The drought that spans the nation’s mid-section and into the northeast will have ramifications for dairymen across the country. Is John Boehner listening?
The drought that spans the nation’s mid-section and into the northeast will have ramifications for dairymen across the country.
Feed availability will be critical to those at the drought’s epicenter; feed affordability will be crucial for everyone else.
Already, we’re hearing of entire herds being sold for beef in Missouri. “I think we could lose up to a third of our dairy cow numbers," says Missouri Dairy Association (MDA) President Larry Purdom and a dairy farmer from Purdy.
“Some are just giving up. Yesterday I saw three herds sell out at the Springfield livestock auction and two more herds were ready to go,” Purdom said July 25. For the full story on Missouri, click here.
In Wisconsin, Dan Undersander, a University of Wisconsin-Extension forage specialist, is urging dairy producers that will be short of forage to consider planting an emergency crop of corn or small grains yet this year. That’s almost unheard of this far north, but desperate times call for emergency measures. And that’s assuming—no, flat out hoping—there will be enough moisture to germinate and sustain a second seeding.
South Dakota Extension Dairy Specialist Alvaro Garcia says soybeans and sunflowers can be harvested as emergency forage. For more on that, click here.
For those producers who are purchasing all of their feed, the situation isn’t any better. I plugged a few numbers into a Nebraska Extension spreadsheet to look at per cwt. of milk feed costs and breakeven milk prices.
If I use $8/bu. corn, $510/ton soybean meal and $250/ton hay for a 24,000 lb./cow herd, feed costs jump to $16/cwt. of milk produced and the breakeven milk price jumps to about $22.50/cwt. For a 20,000 lb./cow herd, feed costs shoot to $17.75/cwt. of milk and the breakeven milk price skyrockets to $25/cwt.

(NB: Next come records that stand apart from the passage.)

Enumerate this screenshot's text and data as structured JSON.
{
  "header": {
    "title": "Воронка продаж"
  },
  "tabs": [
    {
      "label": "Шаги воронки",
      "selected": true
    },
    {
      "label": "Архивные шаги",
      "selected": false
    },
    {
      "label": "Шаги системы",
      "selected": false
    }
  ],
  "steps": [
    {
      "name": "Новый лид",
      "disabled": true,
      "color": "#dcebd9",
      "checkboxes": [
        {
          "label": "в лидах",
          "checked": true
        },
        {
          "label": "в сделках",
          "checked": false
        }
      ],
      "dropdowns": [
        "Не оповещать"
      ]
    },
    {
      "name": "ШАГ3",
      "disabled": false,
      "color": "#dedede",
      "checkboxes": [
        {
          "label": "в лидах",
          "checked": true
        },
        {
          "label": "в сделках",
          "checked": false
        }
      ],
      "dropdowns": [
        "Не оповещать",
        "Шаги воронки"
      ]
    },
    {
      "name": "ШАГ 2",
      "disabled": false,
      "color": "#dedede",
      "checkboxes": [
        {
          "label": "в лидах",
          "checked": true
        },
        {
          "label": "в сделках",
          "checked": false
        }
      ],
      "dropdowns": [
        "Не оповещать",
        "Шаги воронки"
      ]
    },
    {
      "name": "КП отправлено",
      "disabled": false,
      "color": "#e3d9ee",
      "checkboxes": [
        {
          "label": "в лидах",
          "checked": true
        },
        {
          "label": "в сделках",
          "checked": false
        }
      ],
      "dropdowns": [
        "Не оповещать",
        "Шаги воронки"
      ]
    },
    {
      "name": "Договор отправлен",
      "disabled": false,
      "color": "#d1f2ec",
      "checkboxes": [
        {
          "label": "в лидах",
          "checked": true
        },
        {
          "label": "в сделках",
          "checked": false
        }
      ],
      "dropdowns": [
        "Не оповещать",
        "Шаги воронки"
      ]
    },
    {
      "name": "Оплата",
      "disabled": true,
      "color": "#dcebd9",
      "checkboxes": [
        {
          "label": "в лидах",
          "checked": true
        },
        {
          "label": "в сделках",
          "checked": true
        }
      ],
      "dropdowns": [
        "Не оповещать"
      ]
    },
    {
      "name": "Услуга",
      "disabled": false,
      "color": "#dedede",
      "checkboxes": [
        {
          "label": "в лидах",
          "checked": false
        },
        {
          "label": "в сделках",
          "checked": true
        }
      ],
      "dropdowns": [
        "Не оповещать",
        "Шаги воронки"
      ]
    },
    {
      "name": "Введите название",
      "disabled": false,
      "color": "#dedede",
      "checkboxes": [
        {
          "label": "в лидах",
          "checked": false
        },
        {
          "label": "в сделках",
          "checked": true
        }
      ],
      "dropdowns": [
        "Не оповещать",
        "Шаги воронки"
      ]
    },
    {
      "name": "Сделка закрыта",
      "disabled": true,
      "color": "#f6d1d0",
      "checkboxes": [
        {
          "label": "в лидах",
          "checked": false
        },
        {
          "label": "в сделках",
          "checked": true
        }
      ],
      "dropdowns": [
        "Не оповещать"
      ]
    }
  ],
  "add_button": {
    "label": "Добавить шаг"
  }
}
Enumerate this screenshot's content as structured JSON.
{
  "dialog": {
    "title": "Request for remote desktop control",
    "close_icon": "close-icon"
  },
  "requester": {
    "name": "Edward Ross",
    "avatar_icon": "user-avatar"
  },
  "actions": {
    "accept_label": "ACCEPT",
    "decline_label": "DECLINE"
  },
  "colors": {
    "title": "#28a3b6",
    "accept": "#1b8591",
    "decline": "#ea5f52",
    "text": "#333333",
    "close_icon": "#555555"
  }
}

Out west, the California Department of Food and Agriculture’s (CDFA) decision July 20 on the Class 4b whey hearing will offer—at best—a dime’s worth of relief to the 4b price. Even that was a political decision by Karen Ross, CDFA Secretary. The CDFA hearing panel actually recommended no increase in the whey factor value. Click here for more detail on the ruling.
An analysis of milk and feed prices by Rob Vandenheuvel, general manager of the California Milk Producers Council, shows that California’s feed prices are actually a percent or two lower than the all-feed price average of the rest the country. Where California is disadvantaged most is in milk price, which typically is $1.45/cwt. less than the all-milk price for the rest of the country. For more on this analysis, click here.
In the end, California producers might have the toughest row to hoe over the next 15 to 18 months as everyone waits for the 2013 crop to come in. They will have as high of feed prices as everyone else but lower milk prices. With many California dairies still bereft of equity from 2009, California might join Missouri in unprecedented herd liquidations.
The only hope is passage of a farm bill with immediately retroactive margin insurance or massive emergency drought assistance from the federal government. One estimate I’ve seen for dairy alone is $2 billion. Is Speaker of the House John Boehner (R., Ohio) listening?